I was listening to a recorded webinar from Hector Martinez about DxO FilmPack 5 dated from Jan 2015.
On this webinar he says that DxO Filmpack is the only software on the market that supports 256 shades of gray and that most other black and white conversion software on the market only supports 156 shades of gray (including Nic Silver Efex Pro).
See the YouTube webinar on 0:24 and on 43:20.
I know this webinar dates from Jan 2015 (almost 7 years ago) but I wonder if this is still the case today.
I would expect that DxO FP 6 still supports 256 shades of gray but what about Silver Efex Pro in the latest Nik Collection 4.
Does this mean that DxO FP is a better Black and white convector than Silver Efex?
I was searching on the web about the importance of the shades of gray in black and white conversion but I did not find mush about that.
Does this this makes a big difference in black and white photo editing?
Do you know where I can find examples showing the difference between an image in 256 and 156 shades of gray?
I think somewhere in all that is some marketing hype. All on-screen images are based on 8-bit or 256 shades. I have never, in 30 years of software engineering, heard of of a 156 shade rendering, which comes somewhere just above 7-bits or 128 shades.
Anyway, why bother with using external apps like Silver Efex when when you can have a complete, all-in-one B&W workflow with PL5 and FP6 integrated?

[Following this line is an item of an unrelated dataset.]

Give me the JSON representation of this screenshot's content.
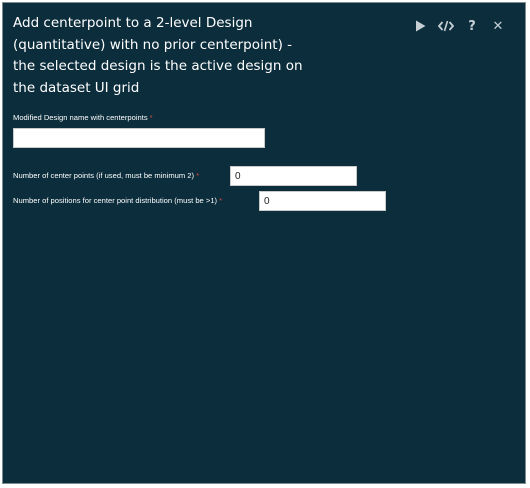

Because it’s been the experience of some (including me) that Silver Efex Pro can produce more pleasing results and has some adjustment abilities that are more interesting. It’s fairly easy to get a good result with Silver Efex Pro - maybe easier than with FilmPack integrated into PhotoLab.
It is still unclear to me whether FilmPack will allow you to develop images identically to Silver Efex Pro. However what is clear is that it is faster and far easier to develop black and white photos in Silver Efex Pro.Pro.
Work with, absolutely - all graphical apps work in, at least, an 8 bit colour space, with some working with 16-bit files.
I think the confusion is that what he is saying is that other software’s B&W emulations may only be based on sampling the original film at only 156 shades - which, to my mind, is being just a bit naughty and may be stretching reality.